Linda Evans talks for the first time about ROCk, AIDS...
And that Dynasty KISS

Dynasty superstar Linda Evans has finally broken her silence on the ontroversial kissing scene with Rock Hudson that sparked rumors she might have run the risk of aacquaring AIDS from the stricken actor. And TV`s Krystle Carrington who played those final love scenes with Hudson just a few months before the news that he had AIDS became public knowledge, is desperately trying to reassure her fans that doing the sequence has not endagered her life. "I have not been concerned about my health at any point," Linda said during a promotional interview for Dynasty. "And I haven`t had a blood test for the disease. Quite simply, people should not be worried about me because I am not worried about myself."

Despite the concern of her millions of fans - and hundreds of colleagues in the industry - Linda has remained just as loyal and supportive of Hudson as Krystle was when Rock`s Dynasty character, Daniel Reece, was being tortured in a South America prison. "i feel very sad that while Rock is struggling for his life this sort of thing is going on," she says. "My only concern has been for Rock. He is such a lovely, kind man."

Linda, whohad a number of romantic scenes with Hudson during his sting on Dynasty, became the center of intense speculation and fears after that now notorious TV kiss. THe passionate scene began when Linda fell from a horse on Hudson`s Dynasty ranch. Hudson immediately ran to her and, as she lay on the ground, leaned over and kissed her. It was just another scripted kiss - until the news about Hudson`s affliction broke. The fears fro Linda`s life became symbolic of the panic sweeping through Hollywood, a town literally built on celluloid love scenes.

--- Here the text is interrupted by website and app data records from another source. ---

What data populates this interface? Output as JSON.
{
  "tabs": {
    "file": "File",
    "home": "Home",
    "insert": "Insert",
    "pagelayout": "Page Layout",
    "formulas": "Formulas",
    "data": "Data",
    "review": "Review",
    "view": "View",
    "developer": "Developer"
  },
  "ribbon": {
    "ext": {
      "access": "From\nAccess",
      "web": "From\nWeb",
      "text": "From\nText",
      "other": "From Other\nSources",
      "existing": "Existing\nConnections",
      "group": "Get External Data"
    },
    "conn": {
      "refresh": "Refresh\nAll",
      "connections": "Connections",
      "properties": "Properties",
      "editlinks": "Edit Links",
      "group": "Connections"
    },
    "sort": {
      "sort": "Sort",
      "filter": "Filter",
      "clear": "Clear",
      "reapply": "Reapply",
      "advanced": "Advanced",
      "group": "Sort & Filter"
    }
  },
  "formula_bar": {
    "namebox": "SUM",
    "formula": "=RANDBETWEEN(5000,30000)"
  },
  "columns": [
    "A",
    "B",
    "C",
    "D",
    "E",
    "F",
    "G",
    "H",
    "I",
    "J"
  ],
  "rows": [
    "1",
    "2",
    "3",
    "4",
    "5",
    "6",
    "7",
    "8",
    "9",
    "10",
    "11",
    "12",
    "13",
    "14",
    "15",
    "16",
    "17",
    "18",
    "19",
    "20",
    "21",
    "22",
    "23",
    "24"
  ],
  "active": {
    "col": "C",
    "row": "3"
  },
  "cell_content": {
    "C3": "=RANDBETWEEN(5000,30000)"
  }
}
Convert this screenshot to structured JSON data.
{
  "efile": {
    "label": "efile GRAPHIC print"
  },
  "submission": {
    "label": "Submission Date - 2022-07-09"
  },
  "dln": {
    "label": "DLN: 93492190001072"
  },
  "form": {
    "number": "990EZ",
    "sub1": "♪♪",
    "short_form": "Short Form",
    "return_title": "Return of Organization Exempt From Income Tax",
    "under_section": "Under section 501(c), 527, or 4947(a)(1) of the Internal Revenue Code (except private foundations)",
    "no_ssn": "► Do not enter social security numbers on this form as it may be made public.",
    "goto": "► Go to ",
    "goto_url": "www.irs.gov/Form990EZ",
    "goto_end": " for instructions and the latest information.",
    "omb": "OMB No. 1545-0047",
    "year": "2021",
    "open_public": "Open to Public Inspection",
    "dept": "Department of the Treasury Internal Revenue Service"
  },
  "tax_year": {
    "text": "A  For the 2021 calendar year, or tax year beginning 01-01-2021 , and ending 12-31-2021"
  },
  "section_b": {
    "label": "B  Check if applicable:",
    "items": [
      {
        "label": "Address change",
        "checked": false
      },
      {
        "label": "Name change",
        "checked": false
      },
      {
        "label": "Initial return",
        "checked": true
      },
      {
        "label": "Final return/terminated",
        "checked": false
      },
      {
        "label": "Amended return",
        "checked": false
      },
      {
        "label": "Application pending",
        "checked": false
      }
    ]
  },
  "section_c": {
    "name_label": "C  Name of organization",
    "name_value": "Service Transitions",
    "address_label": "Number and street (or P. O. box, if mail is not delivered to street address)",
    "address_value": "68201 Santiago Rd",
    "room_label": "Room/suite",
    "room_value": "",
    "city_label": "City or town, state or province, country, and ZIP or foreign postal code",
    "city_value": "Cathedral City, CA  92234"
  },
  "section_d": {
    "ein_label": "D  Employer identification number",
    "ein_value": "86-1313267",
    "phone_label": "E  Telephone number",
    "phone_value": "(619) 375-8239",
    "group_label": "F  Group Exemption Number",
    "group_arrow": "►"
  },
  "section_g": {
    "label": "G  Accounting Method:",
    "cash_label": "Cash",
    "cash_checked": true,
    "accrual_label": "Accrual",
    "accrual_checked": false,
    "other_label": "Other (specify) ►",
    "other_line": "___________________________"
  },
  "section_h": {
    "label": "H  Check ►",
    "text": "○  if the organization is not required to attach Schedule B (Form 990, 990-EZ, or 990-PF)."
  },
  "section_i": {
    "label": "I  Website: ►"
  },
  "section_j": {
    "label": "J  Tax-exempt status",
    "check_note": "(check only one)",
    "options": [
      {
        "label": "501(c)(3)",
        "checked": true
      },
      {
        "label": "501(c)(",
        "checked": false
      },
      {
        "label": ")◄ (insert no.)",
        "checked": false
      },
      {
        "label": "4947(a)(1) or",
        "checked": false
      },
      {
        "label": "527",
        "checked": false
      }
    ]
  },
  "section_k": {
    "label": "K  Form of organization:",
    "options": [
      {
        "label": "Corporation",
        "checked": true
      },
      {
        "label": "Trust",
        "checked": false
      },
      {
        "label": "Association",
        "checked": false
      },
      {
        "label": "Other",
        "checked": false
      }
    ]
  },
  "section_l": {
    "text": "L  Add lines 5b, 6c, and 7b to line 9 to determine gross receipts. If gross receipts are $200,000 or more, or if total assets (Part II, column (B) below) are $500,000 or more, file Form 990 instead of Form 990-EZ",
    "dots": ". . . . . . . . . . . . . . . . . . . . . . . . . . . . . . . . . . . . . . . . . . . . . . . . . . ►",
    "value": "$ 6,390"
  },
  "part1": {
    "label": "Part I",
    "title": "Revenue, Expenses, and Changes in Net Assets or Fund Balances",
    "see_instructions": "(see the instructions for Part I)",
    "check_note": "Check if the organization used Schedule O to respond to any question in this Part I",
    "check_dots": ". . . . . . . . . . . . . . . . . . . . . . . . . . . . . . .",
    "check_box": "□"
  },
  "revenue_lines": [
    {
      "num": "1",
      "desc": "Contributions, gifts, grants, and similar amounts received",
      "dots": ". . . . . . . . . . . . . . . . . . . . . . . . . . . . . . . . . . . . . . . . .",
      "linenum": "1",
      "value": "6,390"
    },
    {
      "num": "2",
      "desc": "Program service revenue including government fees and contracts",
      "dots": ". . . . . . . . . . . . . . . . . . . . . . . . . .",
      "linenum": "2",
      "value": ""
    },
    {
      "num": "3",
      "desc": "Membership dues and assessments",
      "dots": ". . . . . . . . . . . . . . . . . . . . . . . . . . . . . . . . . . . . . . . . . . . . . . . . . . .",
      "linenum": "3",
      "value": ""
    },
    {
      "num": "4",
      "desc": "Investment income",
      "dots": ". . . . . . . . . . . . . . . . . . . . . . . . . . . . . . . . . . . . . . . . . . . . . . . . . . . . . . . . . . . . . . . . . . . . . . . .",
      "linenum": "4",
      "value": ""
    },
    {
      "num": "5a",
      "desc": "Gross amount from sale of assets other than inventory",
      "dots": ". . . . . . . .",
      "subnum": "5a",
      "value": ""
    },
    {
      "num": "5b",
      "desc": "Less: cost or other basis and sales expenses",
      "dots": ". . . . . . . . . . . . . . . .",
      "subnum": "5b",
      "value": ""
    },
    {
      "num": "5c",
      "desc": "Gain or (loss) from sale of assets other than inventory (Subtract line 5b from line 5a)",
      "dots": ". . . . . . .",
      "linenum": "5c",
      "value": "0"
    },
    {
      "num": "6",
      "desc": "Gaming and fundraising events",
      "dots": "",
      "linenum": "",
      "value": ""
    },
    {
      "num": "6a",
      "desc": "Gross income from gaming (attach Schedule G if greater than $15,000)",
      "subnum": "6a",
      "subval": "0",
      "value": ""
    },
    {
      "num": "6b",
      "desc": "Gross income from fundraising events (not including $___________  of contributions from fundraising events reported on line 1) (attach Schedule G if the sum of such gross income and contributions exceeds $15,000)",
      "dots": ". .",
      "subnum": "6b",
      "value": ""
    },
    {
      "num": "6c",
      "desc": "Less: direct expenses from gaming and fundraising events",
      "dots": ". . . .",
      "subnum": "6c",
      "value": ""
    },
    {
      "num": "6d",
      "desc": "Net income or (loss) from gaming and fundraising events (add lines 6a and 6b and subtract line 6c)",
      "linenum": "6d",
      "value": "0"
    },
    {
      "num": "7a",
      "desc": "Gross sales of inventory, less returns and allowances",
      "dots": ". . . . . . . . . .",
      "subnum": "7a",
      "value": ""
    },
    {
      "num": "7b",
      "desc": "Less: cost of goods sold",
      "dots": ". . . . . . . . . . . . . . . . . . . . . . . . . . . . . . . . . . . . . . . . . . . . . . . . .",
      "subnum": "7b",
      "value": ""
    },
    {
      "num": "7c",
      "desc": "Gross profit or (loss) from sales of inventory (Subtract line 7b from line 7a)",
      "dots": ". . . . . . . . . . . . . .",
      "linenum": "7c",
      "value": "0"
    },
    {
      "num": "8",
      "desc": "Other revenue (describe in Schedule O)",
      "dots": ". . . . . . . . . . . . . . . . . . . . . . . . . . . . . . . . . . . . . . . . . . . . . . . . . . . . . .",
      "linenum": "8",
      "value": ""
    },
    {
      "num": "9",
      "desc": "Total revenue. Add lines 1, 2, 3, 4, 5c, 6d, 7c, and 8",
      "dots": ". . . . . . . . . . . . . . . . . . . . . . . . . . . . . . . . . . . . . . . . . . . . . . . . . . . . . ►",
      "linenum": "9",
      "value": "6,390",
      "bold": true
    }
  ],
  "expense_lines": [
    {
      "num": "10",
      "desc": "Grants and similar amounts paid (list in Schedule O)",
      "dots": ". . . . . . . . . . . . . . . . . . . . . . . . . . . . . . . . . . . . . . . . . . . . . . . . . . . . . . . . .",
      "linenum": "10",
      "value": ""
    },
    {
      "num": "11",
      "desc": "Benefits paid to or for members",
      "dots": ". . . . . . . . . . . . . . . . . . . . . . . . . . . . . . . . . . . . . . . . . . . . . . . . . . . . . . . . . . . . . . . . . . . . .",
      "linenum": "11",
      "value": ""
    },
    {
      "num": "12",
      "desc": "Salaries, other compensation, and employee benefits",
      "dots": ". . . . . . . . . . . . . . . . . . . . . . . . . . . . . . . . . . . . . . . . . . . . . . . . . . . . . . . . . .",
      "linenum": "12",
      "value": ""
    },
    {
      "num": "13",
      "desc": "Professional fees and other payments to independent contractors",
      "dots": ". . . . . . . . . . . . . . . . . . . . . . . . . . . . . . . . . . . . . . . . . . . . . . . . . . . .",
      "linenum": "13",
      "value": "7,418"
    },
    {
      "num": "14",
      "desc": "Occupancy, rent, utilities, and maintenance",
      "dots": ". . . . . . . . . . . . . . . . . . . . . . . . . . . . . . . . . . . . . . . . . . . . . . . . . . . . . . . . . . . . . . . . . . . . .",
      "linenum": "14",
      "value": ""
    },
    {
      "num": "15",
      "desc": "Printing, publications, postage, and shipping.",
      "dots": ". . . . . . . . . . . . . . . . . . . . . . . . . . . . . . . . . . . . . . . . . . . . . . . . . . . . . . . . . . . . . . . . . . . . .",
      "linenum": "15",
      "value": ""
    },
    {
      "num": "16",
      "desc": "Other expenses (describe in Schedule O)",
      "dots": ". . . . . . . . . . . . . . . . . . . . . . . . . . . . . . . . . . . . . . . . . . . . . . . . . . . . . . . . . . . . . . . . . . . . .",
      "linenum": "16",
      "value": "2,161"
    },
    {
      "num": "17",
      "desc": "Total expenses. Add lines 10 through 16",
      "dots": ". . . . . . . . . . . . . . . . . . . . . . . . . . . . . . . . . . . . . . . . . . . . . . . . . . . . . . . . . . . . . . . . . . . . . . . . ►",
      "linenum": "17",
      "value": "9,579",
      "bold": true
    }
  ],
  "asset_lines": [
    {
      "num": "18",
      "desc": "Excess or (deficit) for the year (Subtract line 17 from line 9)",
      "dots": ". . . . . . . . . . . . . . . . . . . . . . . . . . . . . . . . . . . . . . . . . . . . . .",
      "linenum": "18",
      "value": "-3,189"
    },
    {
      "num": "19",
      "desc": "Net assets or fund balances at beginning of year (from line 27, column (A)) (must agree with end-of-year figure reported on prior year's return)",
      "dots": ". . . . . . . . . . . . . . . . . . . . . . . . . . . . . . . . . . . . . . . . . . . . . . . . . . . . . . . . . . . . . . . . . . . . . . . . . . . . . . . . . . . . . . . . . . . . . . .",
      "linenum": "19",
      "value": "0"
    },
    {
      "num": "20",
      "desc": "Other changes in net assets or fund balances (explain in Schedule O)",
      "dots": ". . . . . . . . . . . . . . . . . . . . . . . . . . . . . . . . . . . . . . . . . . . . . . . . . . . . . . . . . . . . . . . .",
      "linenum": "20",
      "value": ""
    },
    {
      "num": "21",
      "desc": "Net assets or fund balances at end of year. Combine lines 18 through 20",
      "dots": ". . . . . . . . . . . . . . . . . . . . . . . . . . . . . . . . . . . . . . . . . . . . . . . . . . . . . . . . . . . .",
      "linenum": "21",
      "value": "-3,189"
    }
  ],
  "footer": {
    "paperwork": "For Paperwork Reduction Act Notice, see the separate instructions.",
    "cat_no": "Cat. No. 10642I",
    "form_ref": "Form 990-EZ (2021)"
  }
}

When Hudson`s spokesman disclosed that the actor had AIDS, Dynasty producers immediately told cast members they would arrange tests for anyone who wanted reassurance that they were free of the deadly disease. For a while, Dynasty became the epicenter of an alarm that spread to every corner of the business. However, Linda has remained convinced throughout the entire ordeal that she does not have the killer virus. "You can`t catch AIDS from casual contact," she says.

"The most valuable thing we can learn from this entire situation with Rock is that we are more well-informed about AIDS, and that we don`t get crazy and panic and start assuming things that just aren`t true. i think the world is running scared." The AIDS scare seems to be showing itself in the acting community mostly among the women who are asked to perform passionate love scenes with actors they know to be gay in real life. Some actresses who know - or suspect - that their leading men are homosexual have expressed reluctance to do kissing scenes with those stars. And gay actors began to fear that producers would blacklist them, rather than risk the ire of female stars.

Linda apparently had heard reports of Hudson`s illness before he arrived on the Dynasty set, but dismissed them as nasty talk. And the feared backlash against gays has not affected Dynasty, since at least one homosexual actor continues to appear on the series. The Hollywood community is split between those who feel the risk of catching AIDS in love scenes has been exaggerated and those who feel their fears are well grounded - especially since the medical community can`t seem to agree the matter.

But Linda Evans considers the hysteria over AIDS to be one of the major absteacles to research and curing AIDS. "We all must be more and more informed, and then we won`t be so panicked," she says. "i don`t see much panic on the sound stages, but in reading newspapers and magazined I think it`s very frightening. "It`s being totally twisted out of proportion through people not really knowing the facts." Linda is also upset that the myths surrounding the AIDS scare in Hollywood have hindered progress on what she considers the most important cause at hand - the treatment of the sidease and research into a cure for it.

The 43-year-old actress considers celebrity events like the recent Commitment to Life AIDS gala held in Los Angeles as vital in the quest for a cure. "The proceeds, from the benefit will go to research," she says. "I honestly think that`s what has to happen, because we still have to learn so much more about AIDS, and we have to be a lot kinder to people who suffer from it and are involved with it."